- _TASK STATEMENT_
Gather the lines from the material that contain "LaserJet".

- _RECORDS_
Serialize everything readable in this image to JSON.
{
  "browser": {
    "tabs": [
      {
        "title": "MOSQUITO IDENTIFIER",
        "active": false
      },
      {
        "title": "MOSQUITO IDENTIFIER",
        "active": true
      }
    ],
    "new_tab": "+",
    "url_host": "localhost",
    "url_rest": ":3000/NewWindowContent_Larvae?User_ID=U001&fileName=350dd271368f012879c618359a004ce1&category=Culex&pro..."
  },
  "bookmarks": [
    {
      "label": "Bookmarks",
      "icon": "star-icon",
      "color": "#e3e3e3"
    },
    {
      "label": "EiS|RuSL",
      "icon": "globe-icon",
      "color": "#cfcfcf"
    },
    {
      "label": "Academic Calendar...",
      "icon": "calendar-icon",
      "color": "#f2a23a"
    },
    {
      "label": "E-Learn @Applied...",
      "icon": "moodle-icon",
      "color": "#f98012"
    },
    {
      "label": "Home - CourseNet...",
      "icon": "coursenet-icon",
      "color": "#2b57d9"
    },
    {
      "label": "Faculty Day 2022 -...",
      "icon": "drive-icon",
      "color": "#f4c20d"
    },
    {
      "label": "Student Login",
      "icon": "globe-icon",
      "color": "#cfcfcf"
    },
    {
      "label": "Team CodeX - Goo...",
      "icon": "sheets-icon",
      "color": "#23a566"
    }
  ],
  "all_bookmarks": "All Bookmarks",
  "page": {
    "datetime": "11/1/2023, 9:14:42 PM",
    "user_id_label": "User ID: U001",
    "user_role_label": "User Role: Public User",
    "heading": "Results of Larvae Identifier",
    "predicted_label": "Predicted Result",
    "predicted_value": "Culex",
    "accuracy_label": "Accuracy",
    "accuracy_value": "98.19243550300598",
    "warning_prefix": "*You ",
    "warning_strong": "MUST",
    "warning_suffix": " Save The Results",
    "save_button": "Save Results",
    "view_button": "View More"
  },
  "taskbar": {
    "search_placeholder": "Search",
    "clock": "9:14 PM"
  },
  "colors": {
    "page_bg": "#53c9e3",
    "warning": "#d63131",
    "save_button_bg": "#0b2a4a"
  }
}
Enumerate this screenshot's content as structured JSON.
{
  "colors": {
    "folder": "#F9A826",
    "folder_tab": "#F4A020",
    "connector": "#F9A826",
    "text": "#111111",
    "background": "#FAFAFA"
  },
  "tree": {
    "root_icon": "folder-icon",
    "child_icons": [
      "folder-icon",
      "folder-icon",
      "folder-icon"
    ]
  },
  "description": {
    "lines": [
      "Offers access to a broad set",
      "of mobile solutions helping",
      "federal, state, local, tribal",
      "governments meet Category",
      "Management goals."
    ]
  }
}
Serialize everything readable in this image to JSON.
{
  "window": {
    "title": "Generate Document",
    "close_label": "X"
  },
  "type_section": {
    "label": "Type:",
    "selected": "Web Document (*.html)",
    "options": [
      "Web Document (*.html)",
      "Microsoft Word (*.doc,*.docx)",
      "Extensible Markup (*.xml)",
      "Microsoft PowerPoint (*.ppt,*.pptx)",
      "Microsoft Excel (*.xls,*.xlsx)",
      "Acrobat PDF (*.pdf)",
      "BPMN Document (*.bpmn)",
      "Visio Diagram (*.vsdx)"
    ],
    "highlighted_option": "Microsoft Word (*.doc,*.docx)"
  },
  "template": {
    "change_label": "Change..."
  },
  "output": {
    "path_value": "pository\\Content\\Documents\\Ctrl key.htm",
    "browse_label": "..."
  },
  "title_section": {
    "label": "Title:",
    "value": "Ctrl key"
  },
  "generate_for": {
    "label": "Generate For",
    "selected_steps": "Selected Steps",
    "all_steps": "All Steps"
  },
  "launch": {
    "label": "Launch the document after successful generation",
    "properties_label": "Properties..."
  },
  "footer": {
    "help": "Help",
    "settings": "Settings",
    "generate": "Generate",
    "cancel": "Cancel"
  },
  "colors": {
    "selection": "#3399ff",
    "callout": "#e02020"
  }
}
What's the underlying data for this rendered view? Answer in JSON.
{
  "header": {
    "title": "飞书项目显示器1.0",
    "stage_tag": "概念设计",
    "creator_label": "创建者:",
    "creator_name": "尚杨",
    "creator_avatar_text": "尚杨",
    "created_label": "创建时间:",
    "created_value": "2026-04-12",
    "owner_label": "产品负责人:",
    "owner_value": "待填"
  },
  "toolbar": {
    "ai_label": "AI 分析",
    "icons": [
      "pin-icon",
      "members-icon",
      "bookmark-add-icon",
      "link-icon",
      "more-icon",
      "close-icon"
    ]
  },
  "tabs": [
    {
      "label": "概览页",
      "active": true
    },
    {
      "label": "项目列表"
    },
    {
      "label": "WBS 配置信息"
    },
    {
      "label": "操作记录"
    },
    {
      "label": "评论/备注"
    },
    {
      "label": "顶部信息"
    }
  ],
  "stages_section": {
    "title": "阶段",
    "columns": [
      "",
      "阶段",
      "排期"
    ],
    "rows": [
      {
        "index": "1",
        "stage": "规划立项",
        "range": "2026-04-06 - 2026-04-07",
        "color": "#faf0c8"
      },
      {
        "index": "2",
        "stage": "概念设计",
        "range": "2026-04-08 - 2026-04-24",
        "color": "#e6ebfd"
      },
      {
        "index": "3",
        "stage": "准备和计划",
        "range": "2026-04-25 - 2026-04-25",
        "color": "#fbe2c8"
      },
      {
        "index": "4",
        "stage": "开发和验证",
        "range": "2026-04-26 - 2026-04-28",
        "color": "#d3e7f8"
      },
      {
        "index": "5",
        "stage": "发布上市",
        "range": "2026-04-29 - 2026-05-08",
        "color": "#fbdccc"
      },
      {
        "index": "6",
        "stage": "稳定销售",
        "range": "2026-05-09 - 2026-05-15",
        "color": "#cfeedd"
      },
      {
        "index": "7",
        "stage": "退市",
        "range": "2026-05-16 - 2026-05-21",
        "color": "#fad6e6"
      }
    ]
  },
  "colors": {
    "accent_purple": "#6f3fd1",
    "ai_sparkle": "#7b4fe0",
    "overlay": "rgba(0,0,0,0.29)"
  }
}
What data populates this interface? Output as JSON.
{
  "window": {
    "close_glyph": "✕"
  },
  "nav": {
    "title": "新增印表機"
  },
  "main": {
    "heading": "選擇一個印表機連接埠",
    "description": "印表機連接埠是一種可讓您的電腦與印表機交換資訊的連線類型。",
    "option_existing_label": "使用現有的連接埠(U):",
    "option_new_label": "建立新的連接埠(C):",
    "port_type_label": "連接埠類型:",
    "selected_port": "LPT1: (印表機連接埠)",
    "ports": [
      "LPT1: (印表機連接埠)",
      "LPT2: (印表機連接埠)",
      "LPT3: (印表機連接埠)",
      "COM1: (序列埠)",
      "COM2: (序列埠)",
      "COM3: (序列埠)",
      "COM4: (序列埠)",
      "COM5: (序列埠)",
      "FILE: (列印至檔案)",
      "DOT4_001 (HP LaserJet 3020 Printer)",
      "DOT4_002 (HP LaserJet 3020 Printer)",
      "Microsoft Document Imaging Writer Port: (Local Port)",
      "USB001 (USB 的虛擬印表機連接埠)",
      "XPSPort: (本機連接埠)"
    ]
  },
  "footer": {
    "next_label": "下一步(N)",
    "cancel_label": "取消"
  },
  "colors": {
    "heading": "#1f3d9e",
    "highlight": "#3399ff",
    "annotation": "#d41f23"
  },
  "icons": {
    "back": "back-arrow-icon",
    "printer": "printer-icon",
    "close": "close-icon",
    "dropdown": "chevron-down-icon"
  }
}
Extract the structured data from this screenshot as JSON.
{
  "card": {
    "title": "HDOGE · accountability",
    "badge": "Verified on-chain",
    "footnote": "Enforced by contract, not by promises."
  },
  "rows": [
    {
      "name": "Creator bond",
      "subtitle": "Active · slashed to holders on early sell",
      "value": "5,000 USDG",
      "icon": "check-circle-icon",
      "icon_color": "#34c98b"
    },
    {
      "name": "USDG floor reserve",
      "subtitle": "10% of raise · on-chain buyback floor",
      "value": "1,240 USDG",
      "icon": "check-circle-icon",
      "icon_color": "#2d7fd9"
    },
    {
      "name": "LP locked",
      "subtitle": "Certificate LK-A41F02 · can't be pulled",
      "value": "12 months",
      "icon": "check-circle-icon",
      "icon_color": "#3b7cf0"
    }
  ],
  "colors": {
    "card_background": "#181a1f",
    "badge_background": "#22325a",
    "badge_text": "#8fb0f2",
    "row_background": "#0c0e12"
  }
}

- _RESULT FOR THIS EXERCISE_
      "DOT4_001 (HP LaserJet 3020 Printer)",
      "DOT4_002 (HP LaserJet 3020 Printer)",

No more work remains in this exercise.